Exercise objective: For each record here, output an exact copy.

Data about app and page elements

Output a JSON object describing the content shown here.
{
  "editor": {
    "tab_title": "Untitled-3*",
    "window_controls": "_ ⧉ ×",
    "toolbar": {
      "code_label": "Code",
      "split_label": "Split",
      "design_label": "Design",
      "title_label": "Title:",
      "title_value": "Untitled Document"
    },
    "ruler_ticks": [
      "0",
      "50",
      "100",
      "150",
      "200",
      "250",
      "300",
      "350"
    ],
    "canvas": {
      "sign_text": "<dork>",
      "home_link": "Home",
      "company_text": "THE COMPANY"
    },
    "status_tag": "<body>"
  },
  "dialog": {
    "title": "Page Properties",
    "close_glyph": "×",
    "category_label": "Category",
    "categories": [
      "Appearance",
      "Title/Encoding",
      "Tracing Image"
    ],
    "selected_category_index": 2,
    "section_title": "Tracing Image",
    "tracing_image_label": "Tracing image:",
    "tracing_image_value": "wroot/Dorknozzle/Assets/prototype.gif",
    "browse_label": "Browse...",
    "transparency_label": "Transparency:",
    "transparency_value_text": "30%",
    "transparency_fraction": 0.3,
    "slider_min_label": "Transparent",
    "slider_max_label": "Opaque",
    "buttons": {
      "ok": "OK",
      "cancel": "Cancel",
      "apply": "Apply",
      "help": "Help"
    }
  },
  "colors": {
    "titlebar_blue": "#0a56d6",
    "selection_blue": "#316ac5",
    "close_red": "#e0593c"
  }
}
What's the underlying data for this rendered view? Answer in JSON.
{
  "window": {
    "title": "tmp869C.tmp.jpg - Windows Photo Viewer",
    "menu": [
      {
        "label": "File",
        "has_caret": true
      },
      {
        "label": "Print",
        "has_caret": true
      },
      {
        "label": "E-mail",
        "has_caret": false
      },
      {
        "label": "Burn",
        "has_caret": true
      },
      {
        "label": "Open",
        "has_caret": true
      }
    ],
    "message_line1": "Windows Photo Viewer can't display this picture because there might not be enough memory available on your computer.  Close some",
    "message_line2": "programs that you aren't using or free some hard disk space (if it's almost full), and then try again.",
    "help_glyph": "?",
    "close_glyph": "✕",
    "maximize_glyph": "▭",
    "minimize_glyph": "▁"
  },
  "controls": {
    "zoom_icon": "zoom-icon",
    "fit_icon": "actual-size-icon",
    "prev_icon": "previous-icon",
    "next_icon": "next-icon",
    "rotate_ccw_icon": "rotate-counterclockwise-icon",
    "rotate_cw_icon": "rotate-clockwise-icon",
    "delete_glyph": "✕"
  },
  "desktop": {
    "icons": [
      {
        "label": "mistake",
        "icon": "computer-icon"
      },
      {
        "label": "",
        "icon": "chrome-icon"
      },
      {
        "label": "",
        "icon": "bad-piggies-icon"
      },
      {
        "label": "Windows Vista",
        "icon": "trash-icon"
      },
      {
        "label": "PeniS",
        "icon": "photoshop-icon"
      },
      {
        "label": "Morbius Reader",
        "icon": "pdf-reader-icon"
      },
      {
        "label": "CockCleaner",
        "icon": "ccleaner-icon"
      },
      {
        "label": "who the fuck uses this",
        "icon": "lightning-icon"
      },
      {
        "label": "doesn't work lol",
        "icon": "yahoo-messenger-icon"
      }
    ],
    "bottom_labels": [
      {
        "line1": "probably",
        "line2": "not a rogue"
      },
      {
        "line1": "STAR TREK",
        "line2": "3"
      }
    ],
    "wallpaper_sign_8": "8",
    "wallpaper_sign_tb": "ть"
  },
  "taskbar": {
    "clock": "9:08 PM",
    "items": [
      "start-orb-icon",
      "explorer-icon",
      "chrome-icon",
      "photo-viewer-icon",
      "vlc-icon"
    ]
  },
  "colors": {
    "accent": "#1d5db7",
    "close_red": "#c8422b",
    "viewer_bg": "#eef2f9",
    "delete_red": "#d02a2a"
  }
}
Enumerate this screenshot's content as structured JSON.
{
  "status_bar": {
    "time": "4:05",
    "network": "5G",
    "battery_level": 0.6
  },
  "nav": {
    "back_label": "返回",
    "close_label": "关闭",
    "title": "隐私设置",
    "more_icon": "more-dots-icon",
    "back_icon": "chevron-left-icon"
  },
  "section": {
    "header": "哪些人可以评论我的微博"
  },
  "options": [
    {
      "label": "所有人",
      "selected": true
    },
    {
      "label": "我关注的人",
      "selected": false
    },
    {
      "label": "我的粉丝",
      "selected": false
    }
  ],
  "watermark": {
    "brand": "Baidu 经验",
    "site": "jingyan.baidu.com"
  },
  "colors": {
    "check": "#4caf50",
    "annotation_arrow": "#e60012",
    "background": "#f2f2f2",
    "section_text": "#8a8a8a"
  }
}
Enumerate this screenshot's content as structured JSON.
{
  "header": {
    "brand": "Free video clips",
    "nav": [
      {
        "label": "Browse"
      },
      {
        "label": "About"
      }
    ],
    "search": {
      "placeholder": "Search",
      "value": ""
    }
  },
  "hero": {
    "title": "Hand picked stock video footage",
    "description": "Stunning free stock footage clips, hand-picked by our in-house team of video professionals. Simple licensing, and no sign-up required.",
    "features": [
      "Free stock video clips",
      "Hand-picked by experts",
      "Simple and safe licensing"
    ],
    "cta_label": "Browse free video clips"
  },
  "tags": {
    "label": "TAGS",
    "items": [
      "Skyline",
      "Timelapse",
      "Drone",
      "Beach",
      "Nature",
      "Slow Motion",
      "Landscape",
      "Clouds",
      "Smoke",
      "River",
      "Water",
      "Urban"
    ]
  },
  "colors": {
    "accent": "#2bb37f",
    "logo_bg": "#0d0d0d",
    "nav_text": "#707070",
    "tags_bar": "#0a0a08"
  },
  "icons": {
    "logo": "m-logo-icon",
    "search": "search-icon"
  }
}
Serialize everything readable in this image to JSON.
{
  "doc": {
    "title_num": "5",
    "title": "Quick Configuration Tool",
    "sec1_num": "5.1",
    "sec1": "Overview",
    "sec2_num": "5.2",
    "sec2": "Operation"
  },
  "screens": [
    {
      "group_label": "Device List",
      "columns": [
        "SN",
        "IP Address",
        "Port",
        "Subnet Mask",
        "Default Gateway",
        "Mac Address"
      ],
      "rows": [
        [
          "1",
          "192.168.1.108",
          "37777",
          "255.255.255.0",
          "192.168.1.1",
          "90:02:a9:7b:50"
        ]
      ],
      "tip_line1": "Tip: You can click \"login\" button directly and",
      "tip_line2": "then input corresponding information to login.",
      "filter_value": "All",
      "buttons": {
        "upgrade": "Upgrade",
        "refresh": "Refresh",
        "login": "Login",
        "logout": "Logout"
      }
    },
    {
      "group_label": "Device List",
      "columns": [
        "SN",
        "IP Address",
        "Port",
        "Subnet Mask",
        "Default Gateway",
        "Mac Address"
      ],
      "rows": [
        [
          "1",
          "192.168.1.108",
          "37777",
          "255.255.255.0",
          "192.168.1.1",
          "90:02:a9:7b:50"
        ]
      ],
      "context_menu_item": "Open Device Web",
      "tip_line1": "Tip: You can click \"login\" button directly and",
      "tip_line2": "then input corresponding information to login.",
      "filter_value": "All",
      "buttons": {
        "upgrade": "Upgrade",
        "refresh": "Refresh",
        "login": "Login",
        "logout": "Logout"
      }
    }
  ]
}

Finished exercise:
Output a JSON object describing the content shown here.
{
  "editor": {
    "tab_title": "Untitled-3*",
    "window_controls": "_ ⧉ ×",
    "toolbar": {
      "code_label": "Code",
      "split_label": "Split",
      "design_label": "Design",
      "title_label": "Title:",
      "title_value": "Untitled Document"
    },
    "ruler_ticks": [
      "0",
      "50",
      "100",
      "150",
      "200",
      "250",
      "300",
      "350"
    ],
    "canvas": {
      "sign_text": "<dork>",
      "home_link": "Home",
      "company_text": "THE COMPANY"
    },
    "status_tag": "<body>"
  },
  "dialog": {
    "title": "Page Properties",
    "close_glyph": "×",
    "category_label": "Category",
    "categories": [
      "Appearance",
      "Title/Encoding",
      "Tracing Image"
    ],
    "selected_category_index": 2,
    "section_title": "Tracing Image",
    "tracing_image_label": "Tracing image:",
    "tracing_image_value": "wroot/Dorknozzle/Assets/prototype.gif",
    "browse_label": "Browse...",
    "transparency_label": "Transparency:",
    "transparency_value_text": "30%",
    "transparency_fraction": 0.3,
    "slider_min_label": "Transparent",
    "slider_max_label": "Opaque",
    "buttons": {
      "ok": "OK",
      "cancel": "Cancel",
      "apply": "Apply",
      "help": "Help"
    }
  },
  "colors": {
    "titlebar_blue": "#0a56d6",
    "selection_blue": "#316ac5",
    "close_red": "#e0593c"
  }
}
What's the underlying data for this rendered view? Answer in JSON.
{
  "window": {
    "title": "tmp869C.tmp.jpg - Windows Photo Viewer",
    "menu": [
      {
        "label": "File",
        "has_caret": true
      },
      {
        "label": "Print",
        "has_caret": true
      },
      {
        "label": "E-mail",
        "has_caret": false
      },
      {
        "label": "Burn",
        "has_caret": true
      },
      {
        "label": "Open",
        "has_caret": true
      }
    ],
    "message_line1": "Windows Photo Viewer can't display this picture because there might not be enough memory available on your computer.  Close some",
    "message_line2": "programs that you aren't using or free some hard disk space (if it's almost full), and then try again.",
    "help_glyph": "?",
    "close_glyph": "✕",
    "maximize_glyph": "▭",
    "minimize_glyph": "▁"
  },
  "controls": {
    "zoom_icon": "zoom-icon",
    "fit_icon": "actual-size-icon",
    "prev_icon": "previous-icon",
    "next_icon": "next-icon",
    "rotate_ccw_icon": "rotate-counterclockwise-icon",
    "rotate_cw_icon": "rotate-clockwise-icon",
    "delete_glyph": "✕"
  },
  "desktop": {
    "icons": [
      {
        "label": "mistake",
        "icon": "computer-icon"
      },
      {
        "label": "",
        "icon": "chrome-icon"
      },
      {
        "label": "",
        "icon": "bad-piggies-icon"
      },
      {
        "label": "Windows Vista",
        "icon": "trash-icon"
      },
      {
        "label": "PeniS",
        "icon": "photoshop-icon"
      },
      {
        "label": "Morbius Reader",
        "icon": "pdf-reader-icon"
      },
      {
        "label": "CockCleaner",
        "icon": "ccleaner-icon"
      },
      {
        "label": "who the fuck uses this",
        "icon": "lightning-icon"
      },
      {
        "label": "doesn't work lol",
        "icon": "yahoo-messenger-icon"
      }
    ],
    "bottom_labels": [
      {
        "line1": "probably",
        "line2": "not a rogue"
      },
      {
        "line1": "STAR TREK",
        "line2": "3"
      }
    ],
    "wallpaper_sign_8": "8",
    "wallpaper_sign_tb": "ть"
  },
  "taskbar": {
    "clock": "9:08 PM",
    "items": [
      "start-orb-icon",
      "explorer-icon",
      "chrome-icon",
      "photo-viewer-icon",
      "vlc-icon"
    ]
  },
  "colors": {
    "accent": "#1d5db7",
    "close_red": "#c8422b",
    "viewer_bg": "#eef2f9",
    "delete_red": "#d02a2a"
  }
}
Enumerate this screenshot's content as structured JSON.
{
  "status_bar": {
    "time": "4:05",
    "network": "5G",
    "battery_level": 0.6
  },
  "nav": {
    "back_label": "返回",
    "close_label": "关闭",
    "title": "隐私设置",
    "more_icon": "more-dots-icon",
    "back_icon": "chevron-left-icon"
  },
  "section": {
    "header": "哪些人可以评论我的微博"
  },
  "options": [
    {
      "label": "所有人",
      "selected": true
    },
    {
      "label": "我关注的人",
      "selected": false
    },
    {
      "label": "我的粉丝",
      "selected": false
    }
  ],
  "watermark": {
    "brand": "Baidu 经验",
    "site": "jingyan.baidu.com"
  },
  "colors": {
    "check": "#4caf50",
    "annotation_arrow": "#e60012",
    "background": "#f2f2f2",
    "section_text": "#8a8a8a"
  }
}
Enumerate this screenshot's content as structured JSON.
{
  "header": {
    "brand": "Free video clips",
    "nav": [
      {
        "label": "Browse"
      },
      {
        "label": "About"
      }
    ],
    "search": {
      "placeholder": "Search",
      "value": ""
    }
  },
  "hero": {
    "title": "Hand picked stock video footage",
    "description": "Stunning free stock footage clips, hand-picked by our in-house team of video professionals. Simple licensing, and no sign-up required.",
    "features": [
      "Free stock video clips",
      "Hand-picked by experts",
      "Simple and safe licensing"
    ],
    "cta_label": "Browse free video clips"
  },
  "tags": {
    "label": "TAGS",
    "items": [
      "Skyline",
      "Timelapse",
      "Drone",
      "Beach",
      "Nature",
      "Slow Motion",
      "Landscape",
      "Clouds",
      "Smoke",
      "River",
      "Water",
      "Urban"
    ]
  },
  "colors": {
    "accent": "#2bb37f",
    "logo_bg": "#0d0d0d",
    "nav_text": "#707070",
    "tags_bar": "#0a0a08"
  },
  "icons": {
    "logo": "m-logo-icon",
    "search": "search-icon"
  }
}
Serialize everything readable in this image to JSON.
{
  "doc": {
    "title_num": "5",
    "title": "Quick Configuration Tool",
    "sec1_num": "5.1",
    "sec1": "Overview",
    "sec2_num": "5.2",
    "sec2": "Operation"
  },
  "screens": [
    {
      "group_label": "Device List",
      "columns": [
        "SN",
        "IP Address",
        "Port",
        "Subnet Mask",
        "Default Gateway",
        "Mac Address"
      ],
      "rows": [
        [
          "1",
          "192.168.1.108",
          "37777",
          "255.255.255.0",
          "192.168.1.1",
          "90:02:a9:7b:50"
        ]
      ],
      "tip_line1": "Tip: You can click \"login\" button directly and",
      "tip_line2": "then input corresponding information to login.",
      "filter_value": "All",
      "buttons": {
        "upgrade": "Upgrade",
        "refresh": "Refresh",
        "login": "Login",
        "logout": "Logout"
      }
    },
    {
      "group_label": "Device List",
      "columns": [
        "SN",
        "IP Address",
        "Port",
        "Subnet Mask",
        "Default Gateway",
        "Mac Address"
      ],
      "rows": [
        [
          "1",
          "192.168.1.108",
          "37777",
          "255.255.255.0",
          "192.168.1.1",
          "90:02:a9:7b:50"
        ]
      ],
      "context_menu_item": "Open Device Web",
      "tip_line1": "Tip: You can click \"login\" button directly and",
      "tip_line2": "then input corresponding information to login.",
      "filter_value": "All",
      "buttons": {
        "upgrade": "Upgrade",
        "refresh": "Refresh",
        "login": "Login",
        "logout": "Logout"
      }
    }
  ]
}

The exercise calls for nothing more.